GIVEN ENTRIES>

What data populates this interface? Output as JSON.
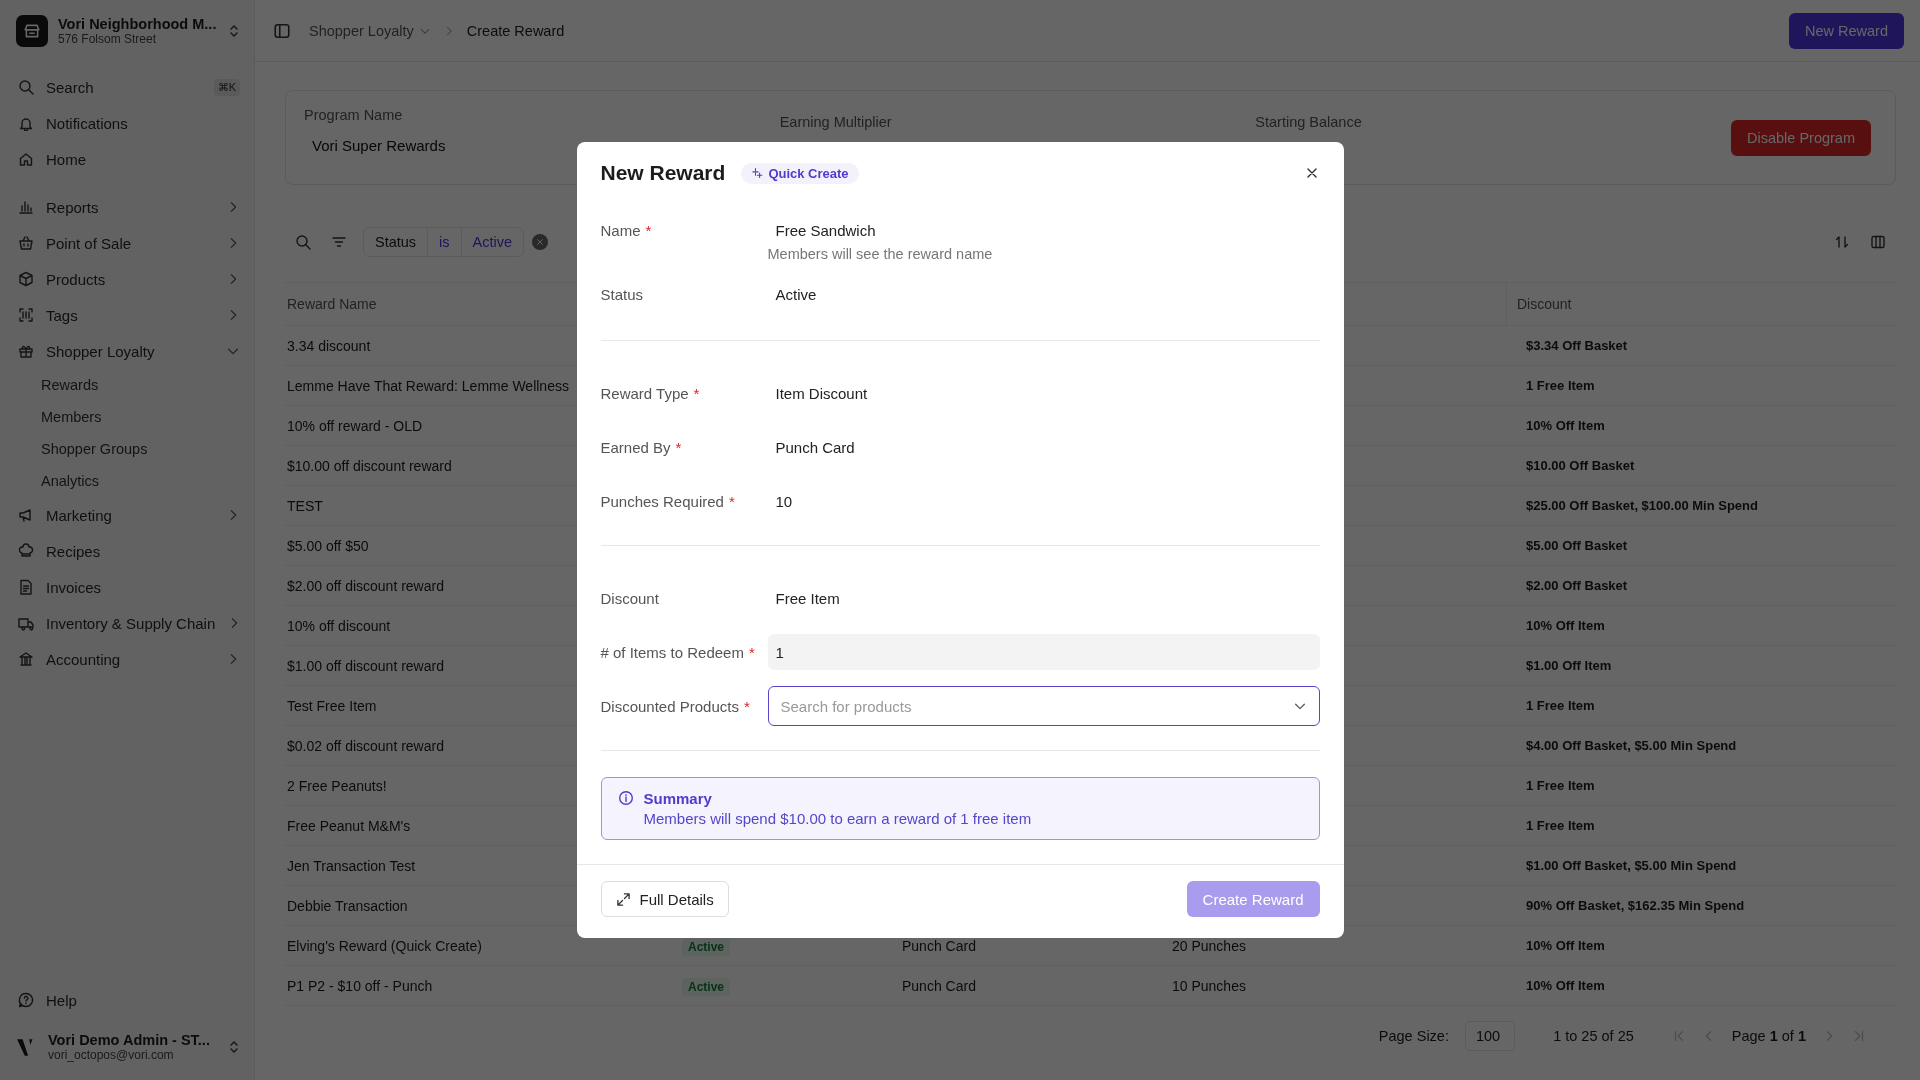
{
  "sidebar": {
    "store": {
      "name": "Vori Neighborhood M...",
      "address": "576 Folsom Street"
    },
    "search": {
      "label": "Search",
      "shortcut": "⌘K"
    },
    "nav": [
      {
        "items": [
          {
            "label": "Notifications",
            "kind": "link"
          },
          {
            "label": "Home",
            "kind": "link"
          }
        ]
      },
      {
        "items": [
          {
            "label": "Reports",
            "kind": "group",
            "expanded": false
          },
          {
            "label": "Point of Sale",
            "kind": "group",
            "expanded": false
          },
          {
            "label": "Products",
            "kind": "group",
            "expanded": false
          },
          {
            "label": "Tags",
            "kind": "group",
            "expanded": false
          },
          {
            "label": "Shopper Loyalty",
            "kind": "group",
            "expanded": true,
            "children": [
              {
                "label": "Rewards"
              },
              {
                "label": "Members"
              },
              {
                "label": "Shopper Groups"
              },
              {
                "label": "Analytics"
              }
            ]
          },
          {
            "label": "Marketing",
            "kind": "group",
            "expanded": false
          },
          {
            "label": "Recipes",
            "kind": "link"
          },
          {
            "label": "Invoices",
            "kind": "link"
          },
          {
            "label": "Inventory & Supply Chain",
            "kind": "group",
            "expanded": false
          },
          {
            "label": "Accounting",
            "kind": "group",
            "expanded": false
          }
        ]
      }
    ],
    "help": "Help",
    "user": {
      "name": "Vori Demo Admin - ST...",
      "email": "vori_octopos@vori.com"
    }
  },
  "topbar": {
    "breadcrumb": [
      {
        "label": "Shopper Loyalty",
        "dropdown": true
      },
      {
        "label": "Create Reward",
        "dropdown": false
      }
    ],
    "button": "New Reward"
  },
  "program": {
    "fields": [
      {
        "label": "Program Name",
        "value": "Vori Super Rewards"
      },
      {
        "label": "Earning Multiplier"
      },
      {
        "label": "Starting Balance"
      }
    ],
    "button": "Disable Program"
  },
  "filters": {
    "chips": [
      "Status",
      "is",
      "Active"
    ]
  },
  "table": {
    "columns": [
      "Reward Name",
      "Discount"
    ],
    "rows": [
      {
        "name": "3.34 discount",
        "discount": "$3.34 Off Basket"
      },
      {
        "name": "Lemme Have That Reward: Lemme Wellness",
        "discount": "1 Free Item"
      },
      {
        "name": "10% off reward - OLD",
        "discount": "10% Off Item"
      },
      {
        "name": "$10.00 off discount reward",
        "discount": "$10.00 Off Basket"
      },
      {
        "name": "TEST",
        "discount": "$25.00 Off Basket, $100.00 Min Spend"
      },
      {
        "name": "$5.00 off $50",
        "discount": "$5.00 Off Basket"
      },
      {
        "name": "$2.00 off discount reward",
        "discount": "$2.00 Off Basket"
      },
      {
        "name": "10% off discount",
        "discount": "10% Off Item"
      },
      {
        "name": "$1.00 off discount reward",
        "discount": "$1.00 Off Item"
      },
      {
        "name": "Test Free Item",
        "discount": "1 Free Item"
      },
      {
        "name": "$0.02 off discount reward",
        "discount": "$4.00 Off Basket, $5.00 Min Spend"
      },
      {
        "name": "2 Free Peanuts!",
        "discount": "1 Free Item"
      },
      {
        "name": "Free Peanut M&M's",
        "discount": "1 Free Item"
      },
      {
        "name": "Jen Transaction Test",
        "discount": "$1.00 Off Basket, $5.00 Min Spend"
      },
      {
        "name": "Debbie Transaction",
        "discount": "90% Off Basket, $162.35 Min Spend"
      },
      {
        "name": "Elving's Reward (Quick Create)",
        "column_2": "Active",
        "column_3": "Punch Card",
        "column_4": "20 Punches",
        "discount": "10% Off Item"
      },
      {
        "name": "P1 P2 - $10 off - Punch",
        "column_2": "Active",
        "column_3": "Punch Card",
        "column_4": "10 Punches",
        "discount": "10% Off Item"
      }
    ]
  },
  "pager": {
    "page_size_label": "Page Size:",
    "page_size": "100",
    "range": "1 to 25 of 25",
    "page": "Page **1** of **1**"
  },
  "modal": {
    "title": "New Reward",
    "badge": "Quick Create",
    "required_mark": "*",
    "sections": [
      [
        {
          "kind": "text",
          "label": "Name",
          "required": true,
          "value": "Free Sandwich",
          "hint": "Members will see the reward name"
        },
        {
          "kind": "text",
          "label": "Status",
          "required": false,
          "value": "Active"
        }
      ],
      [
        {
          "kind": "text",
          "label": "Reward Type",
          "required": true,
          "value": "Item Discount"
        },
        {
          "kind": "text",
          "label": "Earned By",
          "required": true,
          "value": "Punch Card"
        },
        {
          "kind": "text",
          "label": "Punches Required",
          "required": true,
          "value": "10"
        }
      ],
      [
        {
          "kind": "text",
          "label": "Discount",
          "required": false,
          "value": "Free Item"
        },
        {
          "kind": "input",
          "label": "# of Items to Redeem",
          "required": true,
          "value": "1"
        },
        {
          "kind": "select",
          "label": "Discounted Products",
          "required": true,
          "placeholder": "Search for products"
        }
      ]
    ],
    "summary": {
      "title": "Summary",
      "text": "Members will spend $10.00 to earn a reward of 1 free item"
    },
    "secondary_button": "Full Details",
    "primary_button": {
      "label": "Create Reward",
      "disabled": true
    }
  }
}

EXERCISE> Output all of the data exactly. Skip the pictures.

TASK RESULT>
What data populates this interface? Output as JSON.
{
  "sidebar": {
    "store": {
      "name": "Vori Neighborhood M...",
      "address": "576 Folsom Street"
    },
    "search": {
      "label": "Search",
      "shortcut": "⌘K"
    },
    "nav": [
      {
        "items": [
          {
            "label": "Notifications",
            "kind": "link"
          },
          {
            "label": "Home",
            "kind": "link"
          }
        ]
      },
      {
        "items": [
          {
            "label": "Reports",
            "kind": "group",
            "expanded": false
          },
          {
            "label": "Point of Sale",
            "kind": "group",
            "expanded": false
          },
          {
            "label": "Products",
            "kind": "group",
            "expanded": false
          },
          {
            "label": "Tags",
            "kind": "group",
            "expanded": false
          },
          {
            "label": "Shopper Loyalty",
            "kind": "group",
            "expanded": true,
            "children": [
              {
                "label": "Rewards"
              },
              {
                "label": "Members"
              },
              {
                "label": "Shopper Groups"
              },
              {
                "label": "Analytics"
              }
            ]
          },
          {
            "label": "Marketing",
            "kind": "group",
            "expanded": false
          },
          {
            "label": "Recipes",
            "kind": "link"
          },
          {
            "label": "Invoices",
            "kind": "link"
          },
          {
            "label": "Inventory & Supply Chain",
            "kind": "group",
            "expanded": false
          },
          {
            "label": "Accounting",
            "kind": "group",
            "expanded": false
          }
        ]
      }
    ],
    "help": "Help",
    "user": {
      "name": "Vori Demo Admin - ST...",
      "email": "vori_octopos@vori.com"
    }
  },
  "topbar": {
    "breadcrumb": [
      {
        "label": "Shopper Loyalty",
        "dropdown": true
      },
      {
        "label": "Create Reward",
        "dropdown": false
      }
    ],
    "button": "New Reward"
  },
  "program": {
    "fields": [
      {
        "label": "Program Name",
        "value": "Vori Super Rewards"
      },
      {
        "label": "Earning Multiplier"
      },
      {
        "label": "Starting Balance"
      }
    ],
    "button": "Disable Program"
  },
  "filters": {
    "chips": [
      "Status",
      "is",
      "Active"
    ]
  },
  "table": {
    "columns": [
      "Reward Name",
      "Discount"
    ],
    "rows": [
      {
        "name": "3.34 discount",
        "discount": "$3.34 Off Basket"
      },
      {
        "name": "Lemme Have That Reward: Lemme Wellness",
        "discount": "1 Free Item"
      },
      {
        "name": "10% off reward - OLD",
        "discount": "10% Off Item"
      },
      {
        "name": "$10.00 off discount reward",
        "discount": "$10.00 Off Basket"
      },
      {
        "name": "TEST",
        "discount": "$25.00 Off Basket, $100.00 Min Spend"
      },
      {
        "name": "$5.00 off $50",
        "discount": "$5.00 Off Basket"
      },
      {
        "name": "$2.00 off discount reward",
        "discount": "$2.00 Off Basket"
      },
      {
        "name": "10% off discount",
        "discount": "10% Off Item"
      },
      {
        "name": "$1.00 off discount reward",
        "discount": "$1.00 Off Item"
      },
      {
        "name": "Test Free Item",
        "discount": "1 Free Item"
      },
      {
        "name": "$0.02 off discount reward",
        "discount": "$4.00 Off Basket, $5.00 Min Spend"
      },
      {
        "name": "2 Free Peanuts!",
        "discount": "1 Free Item"
      },
      {
        "name": "Free Peanut M&M's",
        "discount": "1 Free Item"
      },
      {
        "name": "Jen Transaction Test",
        "discount": "$1.00 Off Basket, $5.00 Min Spend"
      },
      {
        "name": "Debbie Transaction",
        "discount": "90% Off Basket, $162.35 Min Spend"
      },
      {
        "name": "Elving's Reward (Quick Create)",
        "column_2": "Active",
        "column_3": "Punch Card",
        "column_4": "20 Punches",
        "discount": "10% Off Item"
      },
      {
        "name": "P1 P2 - $10 off - Punch",
        "column_2": "Active",
        "column_3": "Punch Card",
        "column_4": "10 Punches",
        "discount": "10% Off Item"
      }
    ]
  },
  "pager": {
    "page_size_label": "Page Size:",
    "page_size": "100",
    "range": "1 to 25 of 25",
    "page": "Page **1** of **1**"
  },
  "modal": {
    "title": "New Reward",
    "badge": "Quick Create",
    "required_mark": "*",
    "sections": [
      [
        {
          "kind": "text",
          "label": "Name",
          "required": true,
          "value": "Free Sandwich",
          "hint": "Members will see the reward name"
        },
        {
          "kind": "text",
          "label": "Status",
          "required": false,
          "value": "Active"
        }
      ],
      [
        {
          "kind": "text",
          "label": "Reward Type",
          "required": true,
          "value": "Item Discount"
        },
        {
          "kind": "text",
          "label": "Earned By",
          "required": true,
          "value": "Punch Card"
        },
        {
          "kind": "text",
          "label": "Punches Required",
          "required": true,
          "value": "10"
        }
      ],
      [
        {
          "kind": "text",
          "label": "Discount",
          "required": false,
          "value": "Free Item"
        },
        {
          "kind": "input",
          "label": "# of Items to Redeem",
          "required": true,
          "value": "1"
        },
        {
          "kind": "select",
          "label": "Discounted Products",
          "required": true,
          "placeholder": "Search for products"
        }
      ]
    ],
    "summary": {
      "title": "Summary",
      "text": "Members will spend $10.00 to earn a reward of 1 free item"
    },
    "secondary_button": "Full Details",
    "primary_button": {
      "label": "Create Reward",
      "disabled": true
    }
  }
}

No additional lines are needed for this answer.